While Tyrconnel was organising an Irish army, James being still king in England, he committed a great blunder, which had far-reaching consequences, contributing in no small degree to the overthrow of the Stuart dynasty. He withdrew the garrison of Derry in order to send aid to King James in England. The removal of the garrison left the field clear for the partisans of William. When the Earl of Antrim was sent to repair the blunder, the young men of Derry resolutely closed the gates of the town against James's troops on December 7, 1688, and on February 20, 1689, William of Orange was proclaimed king in Derry. In this way the English got possession of one of the most important ports in the kingdom.
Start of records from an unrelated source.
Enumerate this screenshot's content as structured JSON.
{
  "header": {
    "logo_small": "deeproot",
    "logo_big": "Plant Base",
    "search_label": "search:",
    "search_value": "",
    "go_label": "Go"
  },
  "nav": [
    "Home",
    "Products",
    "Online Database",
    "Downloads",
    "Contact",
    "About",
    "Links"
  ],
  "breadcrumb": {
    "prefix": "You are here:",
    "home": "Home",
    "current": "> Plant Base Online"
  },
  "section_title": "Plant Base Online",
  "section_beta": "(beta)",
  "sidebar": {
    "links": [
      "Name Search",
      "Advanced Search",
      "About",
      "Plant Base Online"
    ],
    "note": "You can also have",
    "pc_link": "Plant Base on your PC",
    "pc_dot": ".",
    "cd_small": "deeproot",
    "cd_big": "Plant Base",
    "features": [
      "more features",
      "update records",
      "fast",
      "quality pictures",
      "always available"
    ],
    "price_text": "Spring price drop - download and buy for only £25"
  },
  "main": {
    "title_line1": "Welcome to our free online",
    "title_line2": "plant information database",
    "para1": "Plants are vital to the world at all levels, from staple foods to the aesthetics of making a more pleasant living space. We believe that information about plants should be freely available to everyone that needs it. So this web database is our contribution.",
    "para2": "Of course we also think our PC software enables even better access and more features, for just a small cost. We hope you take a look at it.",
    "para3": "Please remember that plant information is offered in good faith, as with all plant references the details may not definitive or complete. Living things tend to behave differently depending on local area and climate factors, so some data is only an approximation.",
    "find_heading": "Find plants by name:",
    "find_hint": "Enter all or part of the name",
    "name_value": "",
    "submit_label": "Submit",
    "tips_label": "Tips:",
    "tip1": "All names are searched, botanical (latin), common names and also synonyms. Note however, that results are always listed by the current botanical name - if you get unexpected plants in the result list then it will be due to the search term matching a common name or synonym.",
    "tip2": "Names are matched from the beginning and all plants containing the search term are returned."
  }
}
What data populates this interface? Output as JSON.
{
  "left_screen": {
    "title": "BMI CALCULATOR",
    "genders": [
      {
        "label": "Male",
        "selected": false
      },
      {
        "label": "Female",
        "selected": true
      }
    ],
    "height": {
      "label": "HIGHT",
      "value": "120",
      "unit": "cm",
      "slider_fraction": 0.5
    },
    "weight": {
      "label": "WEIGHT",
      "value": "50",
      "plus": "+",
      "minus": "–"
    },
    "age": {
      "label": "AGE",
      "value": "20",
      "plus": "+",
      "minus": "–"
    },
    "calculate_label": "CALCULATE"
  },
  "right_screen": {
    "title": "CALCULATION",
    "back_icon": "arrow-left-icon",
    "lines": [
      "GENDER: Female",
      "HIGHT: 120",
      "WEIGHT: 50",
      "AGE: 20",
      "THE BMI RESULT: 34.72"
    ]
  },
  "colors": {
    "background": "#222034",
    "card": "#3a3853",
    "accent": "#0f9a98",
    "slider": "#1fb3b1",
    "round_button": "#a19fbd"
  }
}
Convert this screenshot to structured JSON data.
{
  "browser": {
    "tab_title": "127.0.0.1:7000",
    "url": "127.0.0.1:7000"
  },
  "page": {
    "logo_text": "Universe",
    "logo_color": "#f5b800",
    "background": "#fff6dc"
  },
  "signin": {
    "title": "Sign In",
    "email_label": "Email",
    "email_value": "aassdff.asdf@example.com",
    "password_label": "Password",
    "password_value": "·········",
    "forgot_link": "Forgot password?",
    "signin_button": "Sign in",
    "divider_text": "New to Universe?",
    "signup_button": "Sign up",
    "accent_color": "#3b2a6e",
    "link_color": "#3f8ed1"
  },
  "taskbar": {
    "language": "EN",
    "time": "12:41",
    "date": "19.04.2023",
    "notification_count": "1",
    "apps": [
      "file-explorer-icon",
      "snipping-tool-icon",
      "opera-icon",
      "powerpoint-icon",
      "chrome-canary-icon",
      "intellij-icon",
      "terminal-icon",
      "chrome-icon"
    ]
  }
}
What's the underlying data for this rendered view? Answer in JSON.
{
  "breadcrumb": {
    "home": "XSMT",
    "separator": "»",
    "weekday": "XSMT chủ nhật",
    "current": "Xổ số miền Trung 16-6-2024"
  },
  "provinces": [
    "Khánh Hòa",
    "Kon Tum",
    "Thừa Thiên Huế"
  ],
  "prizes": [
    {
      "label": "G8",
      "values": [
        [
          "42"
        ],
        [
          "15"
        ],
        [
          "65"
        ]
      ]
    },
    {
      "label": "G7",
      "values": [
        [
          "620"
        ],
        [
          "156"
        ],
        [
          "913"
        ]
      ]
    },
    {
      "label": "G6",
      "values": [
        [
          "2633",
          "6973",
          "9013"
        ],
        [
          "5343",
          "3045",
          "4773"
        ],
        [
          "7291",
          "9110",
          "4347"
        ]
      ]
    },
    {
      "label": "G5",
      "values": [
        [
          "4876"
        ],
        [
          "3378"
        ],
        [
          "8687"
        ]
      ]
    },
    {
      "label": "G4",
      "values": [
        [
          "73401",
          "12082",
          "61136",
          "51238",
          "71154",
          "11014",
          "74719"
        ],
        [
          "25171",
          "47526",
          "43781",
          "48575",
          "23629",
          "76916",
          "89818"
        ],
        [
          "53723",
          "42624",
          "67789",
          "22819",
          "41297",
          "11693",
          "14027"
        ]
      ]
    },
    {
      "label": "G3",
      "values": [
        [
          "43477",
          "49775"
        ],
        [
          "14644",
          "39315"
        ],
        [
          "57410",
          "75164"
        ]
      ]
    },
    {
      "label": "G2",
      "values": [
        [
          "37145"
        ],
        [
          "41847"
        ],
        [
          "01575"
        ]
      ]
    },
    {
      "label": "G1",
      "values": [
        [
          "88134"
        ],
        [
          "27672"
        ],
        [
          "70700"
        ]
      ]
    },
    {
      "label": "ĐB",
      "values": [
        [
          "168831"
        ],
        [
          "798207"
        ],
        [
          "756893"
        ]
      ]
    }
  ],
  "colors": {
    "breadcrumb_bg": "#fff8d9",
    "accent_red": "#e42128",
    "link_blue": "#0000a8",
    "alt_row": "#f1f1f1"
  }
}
On March 12, 1689, James II. landed at Kinsale. Thence he hastened to Dublin, and summoned a Parliament, which met on May 7, 1689, and sat until July 18. This Parliament of James has been described as a Parliament of Irish Celts, yet out of the 228 members of the House of Commons about one-fourth only belonged to the native race, and even including members of families Anglicised or of doubtful origin, not one-third of the House of Commons belonged to the so-called Celts. Of the thirty-two lay peers who attended, not more than two or three bore old Irish names. The four spiritual peers were Protestant bishops, among whom was the notorious Dr. Dopping; no Catholic bishops were summoned. Thirty-five Acts were passed, many of which were merely for the undoing of previous hostile
3 legislation, such as the repeal of Poynings' Act, the repeal of the Acts of Settlement and Explanation, the repeal of the Act for keeping and celebrating October 23 as an anniversary thanksgiving in Ireland. Of the positive Acts the most notable were: an Act to secure liberty of conscience, and to repeal such Acts, or clauses of Acts, as were inconsistent with the same; and an Act for removing all incapacities from the natives of Ireland. James did not approve of the legislation of his Irish Parliament, and, but for the presence of the Comte d'Avaux, the French ambassador, it is probable he would not have consented to the repeal of the Acts of Settlement and Explanation.
Sufficient men had presented themselves to form fifty regiments of infantry and a proportionate number of cavalry. But as the native Irish had been excluded from serving in the army and militia, and as far as possible disarmed, these levies were undisciplined, and their officers, with few exceptions, were without military training and experience. There were no arsenals, and in the Government stores only about one thousand serviceable firearms were found; there was no artillery, and no supply of ammunition, or of appliances for an army in the field. The colonists, who for the most part took the English side, were accustomed to the use of arms, having served in the disbanded militia, which had been well armed. They possessed a considerable force sufficiently trained and armed to do garrison duty efficiently. The great want of the Irish in this, as in all previous Anglo-Irish wars, was money. What coin was in circulation was small in quantity and debased in quality. James's Government issued a brass coinage, which had no currency outside the kingdom, and even within it practically circulated only among the partisans of James, and could not consequently help in purchasing arms, ammunition, and military stores, which had to be imported from without.
Under such unfavourable circumstances, the war began. The first campaign comprised the siege, or rather blockade, of Derry—for the Irish, having no artillery, could not under
* That is, chiefly the Protestants of English or Scottish origin.